In the novel, they posed as characters with a minor spark in their friendship; otherwise noted as lust. Furthermore, there were indeed times in the novel wherein Nick “wasn’t thinking of Daisy and Gatsby anymore, but of this clean, hard, limited person, who dealt in universal skepticism” (Fitzgerald 79). This connection in Fitzgerald’s writing all the more exposed their characters to its purest form, emphasizing the natural human emotions they encountered. In the film however, Nick and Jordan were merely acquaintances with mutual friends. This allowed for the viewers to have little insight on how “careless” Nick and how “incurably dishonest” Jordan appeared to be in the novel (Fitzgerald 58).

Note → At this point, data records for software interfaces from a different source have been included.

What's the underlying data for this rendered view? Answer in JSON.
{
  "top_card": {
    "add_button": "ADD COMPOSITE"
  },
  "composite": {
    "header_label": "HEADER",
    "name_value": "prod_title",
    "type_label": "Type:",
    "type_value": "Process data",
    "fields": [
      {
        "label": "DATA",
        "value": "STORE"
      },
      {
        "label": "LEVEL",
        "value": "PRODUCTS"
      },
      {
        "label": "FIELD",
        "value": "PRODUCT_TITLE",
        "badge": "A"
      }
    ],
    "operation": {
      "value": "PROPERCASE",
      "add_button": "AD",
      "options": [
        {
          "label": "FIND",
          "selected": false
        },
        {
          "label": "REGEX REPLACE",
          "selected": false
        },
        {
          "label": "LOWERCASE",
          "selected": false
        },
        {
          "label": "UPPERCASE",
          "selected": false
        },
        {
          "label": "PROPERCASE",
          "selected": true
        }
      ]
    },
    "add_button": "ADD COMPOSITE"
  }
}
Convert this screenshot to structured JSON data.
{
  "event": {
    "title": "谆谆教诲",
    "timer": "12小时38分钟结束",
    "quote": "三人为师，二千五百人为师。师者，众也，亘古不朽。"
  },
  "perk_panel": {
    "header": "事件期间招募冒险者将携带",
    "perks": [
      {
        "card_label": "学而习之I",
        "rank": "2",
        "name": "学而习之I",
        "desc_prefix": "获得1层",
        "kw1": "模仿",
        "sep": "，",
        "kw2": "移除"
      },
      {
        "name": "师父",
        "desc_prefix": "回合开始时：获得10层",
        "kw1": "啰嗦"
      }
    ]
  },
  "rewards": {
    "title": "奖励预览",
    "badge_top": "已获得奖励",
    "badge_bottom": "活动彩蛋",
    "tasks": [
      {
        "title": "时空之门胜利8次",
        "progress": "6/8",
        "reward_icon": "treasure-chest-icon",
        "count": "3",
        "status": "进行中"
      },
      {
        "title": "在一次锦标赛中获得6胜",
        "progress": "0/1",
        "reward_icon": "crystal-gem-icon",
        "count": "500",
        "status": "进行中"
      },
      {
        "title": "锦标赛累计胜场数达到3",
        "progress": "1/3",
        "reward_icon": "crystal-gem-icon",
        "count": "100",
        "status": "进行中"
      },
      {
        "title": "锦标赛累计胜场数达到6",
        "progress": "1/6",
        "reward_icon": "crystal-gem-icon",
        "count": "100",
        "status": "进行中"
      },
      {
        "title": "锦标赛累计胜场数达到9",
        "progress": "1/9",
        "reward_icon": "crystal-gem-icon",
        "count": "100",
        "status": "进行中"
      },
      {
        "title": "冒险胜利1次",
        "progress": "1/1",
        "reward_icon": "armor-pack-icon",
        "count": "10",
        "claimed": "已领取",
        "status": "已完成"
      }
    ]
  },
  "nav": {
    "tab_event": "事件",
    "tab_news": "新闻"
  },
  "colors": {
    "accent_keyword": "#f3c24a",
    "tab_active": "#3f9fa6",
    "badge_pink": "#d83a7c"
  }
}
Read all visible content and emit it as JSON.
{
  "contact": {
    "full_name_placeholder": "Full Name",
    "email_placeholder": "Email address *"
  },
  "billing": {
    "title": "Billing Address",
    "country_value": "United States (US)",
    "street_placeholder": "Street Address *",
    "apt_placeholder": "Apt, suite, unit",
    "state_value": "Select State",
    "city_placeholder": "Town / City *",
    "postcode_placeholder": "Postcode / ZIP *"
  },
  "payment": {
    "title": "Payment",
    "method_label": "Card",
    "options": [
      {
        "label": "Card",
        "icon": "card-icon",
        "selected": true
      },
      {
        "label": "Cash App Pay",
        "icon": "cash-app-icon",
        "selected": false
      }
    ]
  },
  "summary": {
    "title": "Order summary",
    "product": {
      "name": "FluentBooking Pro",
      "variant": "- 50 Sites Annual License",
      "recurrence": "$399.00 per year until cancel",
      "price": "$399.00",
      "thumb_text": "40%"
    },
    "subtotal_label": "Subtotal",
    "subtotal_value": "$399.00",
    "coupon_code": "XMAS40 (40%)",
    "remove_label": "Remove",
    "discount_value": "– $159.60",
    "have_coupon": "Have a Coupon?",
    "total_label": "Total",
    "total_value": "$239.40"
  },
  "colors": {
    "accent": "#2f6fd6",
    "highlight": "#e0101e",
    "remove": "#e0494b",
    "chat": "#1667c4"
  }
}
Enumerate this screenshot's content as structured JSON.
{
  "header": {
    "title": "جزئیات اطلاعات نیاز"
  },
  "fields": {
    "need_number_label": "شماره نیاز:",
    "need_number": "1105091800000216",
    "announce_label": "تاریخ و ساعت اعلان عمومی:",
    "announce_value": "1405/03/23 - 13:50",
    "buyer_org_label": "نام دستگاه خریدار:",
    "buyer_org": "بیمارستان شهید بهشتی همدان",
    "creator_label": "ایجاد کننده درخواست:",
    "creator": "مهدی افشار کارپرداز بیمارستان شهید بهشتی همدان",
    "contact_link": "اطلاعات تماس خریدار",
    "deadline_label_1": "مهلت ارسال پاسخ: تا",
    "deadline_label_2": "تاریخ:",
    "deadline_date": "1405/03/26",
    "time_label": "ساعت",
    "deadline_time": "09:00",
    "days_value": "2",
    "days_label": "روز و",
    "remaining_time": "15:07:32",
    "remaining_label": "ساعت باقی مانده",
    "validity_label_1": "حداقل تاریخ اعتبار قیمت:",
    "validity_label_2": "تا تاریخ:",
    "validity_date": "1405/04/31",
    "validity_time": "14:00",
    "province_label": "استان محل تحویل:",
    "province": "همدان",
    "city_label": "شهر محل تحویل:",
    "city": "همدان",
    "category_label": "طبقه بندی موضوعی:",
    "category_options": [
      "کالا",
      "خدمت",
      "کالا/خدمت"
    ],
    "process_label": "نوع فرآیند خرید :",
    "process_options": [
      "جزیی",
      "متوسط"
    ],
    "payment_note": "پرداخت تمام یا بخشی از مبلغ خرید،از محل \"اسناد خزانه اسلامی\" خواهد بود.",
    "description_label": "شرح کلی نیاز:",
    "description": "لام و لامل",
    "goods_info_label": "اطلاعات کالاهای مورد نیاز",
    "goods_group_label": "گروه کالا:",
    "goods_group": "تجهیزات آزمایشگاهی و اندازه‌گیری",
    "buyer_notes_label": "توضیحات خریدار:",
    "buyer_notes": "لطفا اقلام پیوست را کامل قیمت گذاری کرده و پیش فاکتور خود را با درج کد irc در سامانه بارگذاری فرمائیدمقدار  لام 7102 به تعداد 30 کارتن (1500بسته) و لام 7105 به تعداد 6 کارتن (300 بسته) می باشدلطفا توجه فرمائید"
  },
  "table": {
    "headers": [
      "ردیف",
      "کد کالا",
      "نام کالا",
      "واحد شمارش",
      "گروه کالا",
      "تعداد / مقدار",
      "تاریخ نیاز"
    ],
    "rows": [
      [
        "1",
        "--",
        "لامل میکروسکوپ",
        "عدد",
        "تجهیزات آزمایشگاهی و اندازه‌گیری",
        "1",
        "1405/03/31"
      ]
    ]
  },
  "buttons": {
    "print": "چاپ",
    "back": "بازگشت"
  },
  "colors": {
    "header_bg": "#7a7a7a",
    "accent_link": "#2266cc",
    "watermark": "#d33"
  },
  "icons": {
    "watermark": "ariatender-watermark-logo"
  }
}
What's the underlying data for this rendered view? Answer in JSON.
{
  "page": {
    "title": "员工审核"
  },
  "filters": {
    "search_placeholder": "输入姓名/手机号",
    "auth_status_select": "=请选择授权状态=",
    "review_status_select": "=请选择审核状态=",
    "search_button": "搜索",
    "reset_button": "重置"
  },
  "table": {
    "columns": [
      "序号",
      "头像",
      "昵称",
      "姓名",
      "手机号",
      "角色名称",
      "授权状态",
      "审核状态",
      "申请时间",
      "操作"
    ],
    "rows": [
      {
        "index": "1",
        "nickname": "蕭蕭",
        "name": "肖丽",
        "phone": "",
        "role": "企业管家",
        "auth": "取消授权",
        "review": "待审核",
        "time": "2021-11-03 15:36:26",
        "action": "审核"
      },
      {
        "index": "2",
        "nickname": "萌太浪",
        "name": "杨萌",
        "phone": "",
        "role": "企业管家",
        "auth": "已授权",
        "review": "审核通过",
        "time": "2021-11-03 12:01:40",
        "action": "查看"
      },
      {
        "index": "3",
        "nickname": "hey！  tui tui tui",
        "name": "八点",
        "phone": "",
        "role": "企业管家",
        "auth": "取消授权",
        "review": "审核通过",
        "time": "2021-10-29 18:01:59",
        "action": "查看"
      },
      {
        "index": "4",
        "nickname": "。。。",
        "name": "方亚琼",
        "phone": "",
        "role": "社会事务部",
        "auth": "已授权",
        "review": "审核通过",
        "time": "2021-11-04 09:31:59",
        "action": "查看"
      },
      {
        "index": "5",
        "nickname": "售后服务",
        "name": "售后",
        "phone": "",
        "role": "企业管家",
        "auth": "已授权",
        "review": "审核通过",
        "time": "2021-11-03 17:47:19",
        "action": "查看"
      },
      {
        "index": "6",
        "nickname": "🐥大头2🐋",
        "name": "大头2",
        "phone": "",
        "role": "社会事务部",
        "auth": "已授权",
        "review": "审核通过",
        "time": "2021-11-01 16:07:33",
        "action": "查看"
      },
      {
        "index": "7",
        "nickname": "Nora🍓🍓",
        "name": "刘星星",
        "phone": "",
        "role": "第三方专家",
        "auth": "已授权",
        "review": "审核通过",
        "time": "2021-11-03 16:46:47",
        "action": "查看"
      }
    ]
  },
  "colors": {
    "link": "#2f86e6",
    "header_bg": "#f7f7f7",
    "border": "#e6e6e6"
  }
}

The reasoning for the italicization is because I wanted to emphasis on the point that this book offers more than that of a pedophile’s love. Nabokov’s novel does a very good job of creating an interesting yet unorthodoxed plot. What Nabokov might find acceptable in today’s society, some people might find very offensive and disrupting. He does this to grab the reader’s attention; therefore, building their interests by having them see the other side of things. Why many readers may find this book to be associated with pornography or just another literary piece surrounded around pedophilia, Nabokov hits you with textual evidence, which may sway reader’s minds.
The purpose of this movie wasn’t, and with good reason, to be glamorous though. As many of our “Hollywood” movies are. The fast action, sex, blood, money crazed movies that we all love. The fact that Mindwalk was based on a book also gives some explanation to the choppy scenes, as many omissions were probably made. Financing played a role in the actors chosen for the movie, a kind of ironic humor if you think about it in context to what the entire movie is about.
While reading George Saunders’ Short story collection, In Persuasion Nation, it is easy to see that Saunders is using literary fiction with a hint of science fiction to convey a central message in each of his short stories. Saunders offers us a glimpse into a possible sad and scary future. Saunders’ loony characters play a huge role in the final production of a meaningful message. The protagonist is often the most morally sound of the characters, so this gives the reader a closer connection with them. Another factor in determining the way Saunders’ message is conveyed is the ridiculous unpredictableness of the plot.
Ubiquitous in The Great Gatsby is the idea that our perceptions impair our understanding of reality and limit how we view others. As English Professor Paul Giles points out, the novel paradoxically “shifts between two views of Gatsby, portraying him as both a corrupt bootlegger … and a grand visionary” (3). This analysis of the novel still relates to the film because Baz relies upon and stays true to the book’s plot. Luhrmann highlights this idea of characters seeming one way on the surface but an opposite way on the inside, which extends Giles’ observations of the storyline’s play on perception. Continuing such incongruity, Daisy refrains from expressing her worries during this seemingly joyful scene.